Mark Zuckerberg’s Freshman Roommate Samyr Laine Is Going To The Olympics
When Mark Zuckerberg was a freshman at Harvard, he shared his Room D11 in Straus Hall with a guy named Samyr Laine. Now Laine will be competing in the triple jump at the London Olympics for Haiti, which is the country of his parents’ birth. After that he will be joining a New York law firm that he deferred twice to stay in training. “We had a good time our freshman year in Straus, we played a ton of PlayStation,” said Laine in an interview with Bloomberg. “We probably didn’t sleep nearly as much as we should have. None of us slept as little as Mark did, and now you can see why.”
Twenty-seven-year-old Laine has records at Harvard for the triple jump, indoors and outdoors, 51 feet and 11 1/4 inches (indoors) and 53 feet and 7 1/2 inches (outdoors). The world’s outdoor record is at 60 feet and 1/4th inch by Britain’s Jonathan Edwards in 1995. After graduating from Harvard in 2006, Laine competed at the University of Texas for a year while studying for a master’s degree in kinesiology and sports management.
In the same July, Laine competed at the Pan American Games in Rio de Janeiro. After that was done, he started studying at Georgetown Law School for three years while intensely working out once per week with an unpaid coach that used to play minor league baseball. He spent one summer as an associate at Shearman & Sterling LLP. Then he passed the bar before deferring a law career to focus on competitively jumping.
Zuckerberg and Laine were both from the suburbs north of New York City and they shared one of the doubles in Room D11. The other double was shared by Australian rower Bede Moore and musician Justin Coffin. “We were all very different,” said Moore. Moore lives in Jakarta and co-founded an e-commerce website called Lazada Indonesia after he left Boston Consulting Group Inc.
“Sam and I were both athletes, but he came from New York whereas I was fresh from overseas,” said Moore. “Justin was musically very gifted. Mark was obviously on the computer. But even despite the differences, the room worked brilliantly together.” When Zuckerberg and Laine were sophomores, Laine became the 14th person to sign up for Facebook after Zuckerberg sent him a message.
Laine remembered one incident where Zuckerberg overslept and ran out of the dorm room. He missed the first hour of a computer science final exam, but he ended up getting the highest mark in the class anyway. “The mastery he had of computer science, even as a freshman, it was almost comical,” said Laine. “We would often try to see how fast he could hack into our computers.”
Skeeter Jackson is a former Olympic long jumper that was a minor-league center fielder for the MLB Baltimore Orioles. Laine has been unable to pay Jackson, but many people have suggested that he asks Zuckerberg for money.
“Everybody asks that: Why don’t you just ask Mark for money?” said Laine. “Our friendship isn’t based on him being Mark Zuckerberg, Time Person of the Year. It’s based on us being a couple of 17-year-old kids who happened to be thrown into a room together. I haven’t asked any of my friends. So for him it wouldn’t be any different, because he is my friend.”
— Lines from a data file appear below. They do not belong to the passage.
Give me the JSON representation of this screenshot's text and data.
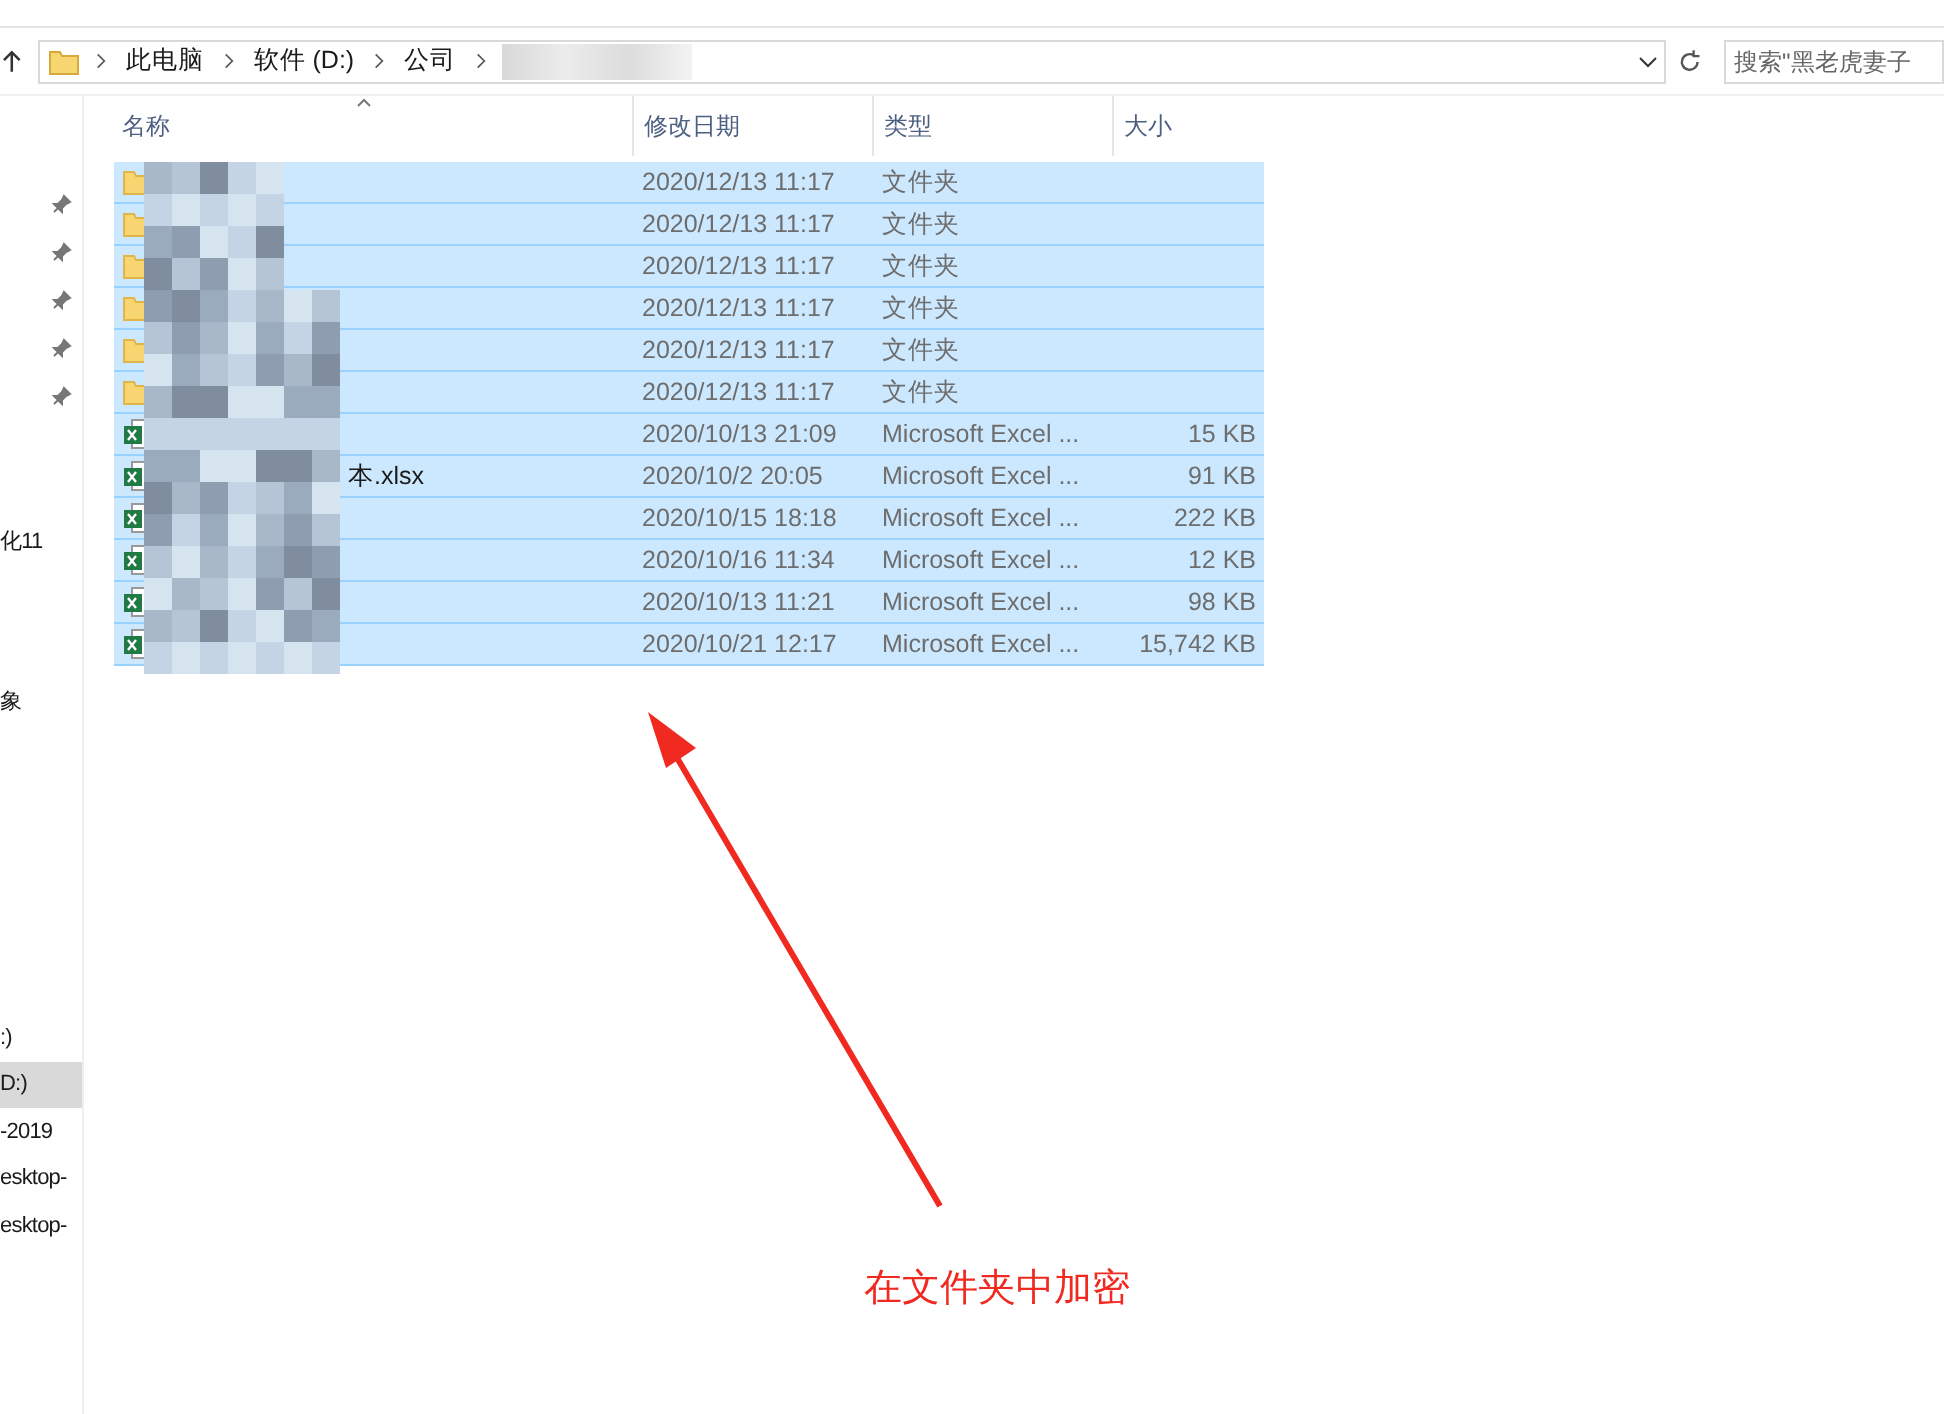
{
  "address_bar": {
    "crumbs": [
      "此电脑",
      "软件 (D:)",
      "公司"
    ]
  },
  "search": {
    "placeholder": "搜索\"黑老虎妻子"
  },
  "sidebar": {
    "pinned_count_items": [
      {
        "pinned": true
      },
      {
        "pinned": true
      },
      {
        "pinned": true
      },
      {
        "pinned": true
      },
      {
        "pinned": true
      }
    ],
    "items": [
      {
        "label": "化11",
        "selected": false
      },
      {
        "label": "象",
        "selected": false
      },
      {
        "label": ":)",
        "selected": false
      },
      {
        "label": "D:)",
        "selected": true
      },
      {
        "label": "-2019",
        "selected": false
      },
      {
        "label": "esktop-",
        "selected": false
      },
      {
        "label": "esktop-",
        "selected": false
      }
    ]
  },
  "table": {
    "columns": [
      "名称",
      "修改日期",
      "类型",
      "大小"
    ],
    "rows": [
      {
        "kind": "folder",
        "name": "",
        "date": "2020/12/13 11:17",
        "type": "文件夹",
        "size": "",
        "selected": true
      },
      {
        "kind": "folder",
        "name": "",
        "date": "2020/12/13 11:17",
        "type": "文件夹",
        "size": "",
        "selected": true
      },
      {
        "kind": "folder",
        "name": "",
        "date": "2020/12/13 11:17",
        "type": "文件夹",
        "size": "",
        "selected": true
      },
      {
        "kind": "folder",
        "name": "",
        "date": "2020/12/13 11:17",
        "type": "文件夹",
        "size": "",
        "selected": true
      },
      {
        "kind": "folder",
        "name": "",
        "date": "2020/12/13 11:17",
        "type": "文件夹",
        "size": "",
        "selected": true
      },
      {
        "kind": "folder",
        "name": "",
        "date": "2020/12/13 11:17",
        "type": "文件夹",
        "size": "",
        "selected": true
      },
      {
        "kind": "excel",
        "name": "",
        "date": "2020/10/13 21:09",
        "type": "Microsoft Excel ...",
        "size": "15 KB",
        "selected": true
      },
      {
        "kind": "excel",
        "name": "本.xlsx",
        "date": "2020/10/2 20:05",
        "type": "Microsoft Excel ...",
        "size": "91 KB",
        "selected": true
      },
      {
        "kind": "excel",
        "name": "",
        "date": "2020/10/15 18:18",
        "type": "Microsoft Excel ...",
        "size": "222 KB",
        "selected": true
      },
      {
        "kind": "excel",
        "name": "",
        "date": "2020/10/16 11:34",
        "type": "Microsoft Excel ...",
        "size": "12 KB",
        "selected": true
      },
      {
        "kind": "excel",
        "name": "",
        "date": "2020/10/13 11:21",
        "type": "Microsoft Excel ...",
        "size": "98 KB",
        "selected": true
      },
      {
        "kind": "excel",
        "name": "",
        "date": "2020/10/21 12:17",
        "type": "Microsoft Excel ...",
        "size": "15,742 KB",
        "selected": true
      }
    ]
  },
  "annotation": {
    "text": "在文件夹中加密"
  }
}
The last time he spoke with Zuckerberg was this past June and they get in touch every couple of months. The International Olympic Committee gives a $1,250 monthly stipend to athletes that compete for impoverished nations. He also has a sponsorship deal with Mizuno Corporation, which provides him with clothing, spikes, and cash. Laine receives money from the U.S. Athletic Trust, which is a non-profit organization that is based in Briarcliff Manor, New York.
Laine has a sponsorship with the Zpizza chain, which allows him to get free food from the restaurants. Laine eats pizza and salads from there about 3-4 times per week. “Some months here it’s touch and go, my landlord will tell you that,” added Laine, “but it comes with the territory of chasing your dreams and being an Olympian.”
Laine is now in France training with the rest of the Haitian Olympic team. Laine grew up in Newburgh, New York and had never visited Haiti until last year. He had contacted Haitian sports officials in 2007 and told them that he wanted to compete for the country in the Olympics. He knew he would have a better chance of competing as a Haitian rather than an American. “In the U.S., even gold medalists are a dime a dozen,” said Laine. “There’s a lot more good I can do competing for Haiti, representing the country on the international level.”
Laine is building a charity called Jump For Haiti Foundation, which he believes would help sports programs in Haiti. This is when he may call Zuckerberg for help. “Of course, in hindsight, I wish I had gotten in (as an early Facebook investor),” said Laine. “Mark and I took different paths, and our paths are still somewhat intertwined. If it ends up that Facebook becomes a big donator to Jump for Haiti, then that’s how I’ll be able to benefit from it.”@amitchowdhry or on Google+ at +AmitChowdhry